Problem details:
Pull out every line with the word "title" from the entries below.

Record extracts:
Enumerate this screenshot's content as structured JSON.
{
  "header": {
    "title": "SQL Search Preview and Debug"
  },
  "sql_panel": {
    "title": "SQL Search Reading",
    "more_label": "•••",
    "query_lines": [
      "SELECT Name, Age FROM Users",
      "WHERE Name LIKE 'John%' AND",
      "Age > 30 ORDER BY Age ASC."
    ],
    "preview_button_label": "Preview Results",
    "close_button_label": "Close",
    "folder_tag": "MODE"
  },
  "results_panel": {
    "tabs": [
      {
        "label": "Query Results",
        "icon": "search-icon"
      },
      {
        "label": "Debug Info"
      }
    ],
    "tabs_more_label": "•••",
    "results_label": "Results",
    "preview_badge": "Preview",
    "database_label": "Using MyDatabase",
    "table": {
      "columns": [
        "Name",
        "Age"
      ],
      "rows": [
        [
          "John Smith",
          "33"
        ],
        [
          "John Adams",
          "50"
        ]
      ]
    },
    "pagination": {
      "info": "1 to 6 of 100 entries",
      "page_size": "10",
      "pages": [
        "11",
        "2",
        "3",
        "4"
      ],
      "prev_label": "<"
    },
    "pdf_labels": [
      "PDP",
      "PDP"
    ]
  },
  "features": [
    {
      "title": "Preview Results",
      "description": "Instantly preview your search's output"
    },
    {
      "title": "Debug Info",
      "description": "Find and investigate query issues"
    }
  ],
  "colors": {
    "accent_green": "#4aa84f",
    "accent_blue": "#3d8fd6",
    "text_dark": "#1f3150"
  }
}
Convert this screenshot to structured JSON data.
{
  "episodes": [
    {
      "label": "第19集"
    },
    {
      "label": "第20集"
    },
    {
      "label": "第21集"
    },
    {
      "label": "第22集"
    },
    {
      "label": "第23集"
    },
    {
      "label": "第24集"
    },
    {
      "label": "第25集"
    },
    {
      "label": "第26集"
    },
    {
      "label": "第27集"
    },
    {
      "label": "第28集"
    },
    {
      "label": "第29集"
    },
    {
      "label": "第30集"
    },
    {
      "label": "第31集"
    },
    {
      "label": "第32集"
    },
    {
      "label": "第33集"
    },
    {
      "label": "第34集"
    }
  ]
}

Result for this exercise:
    "title": "SQL Search Preview and Debug"
    "title": "SQL Search Reading",
      "title": "Preview Results",
      "title": "Debug Info",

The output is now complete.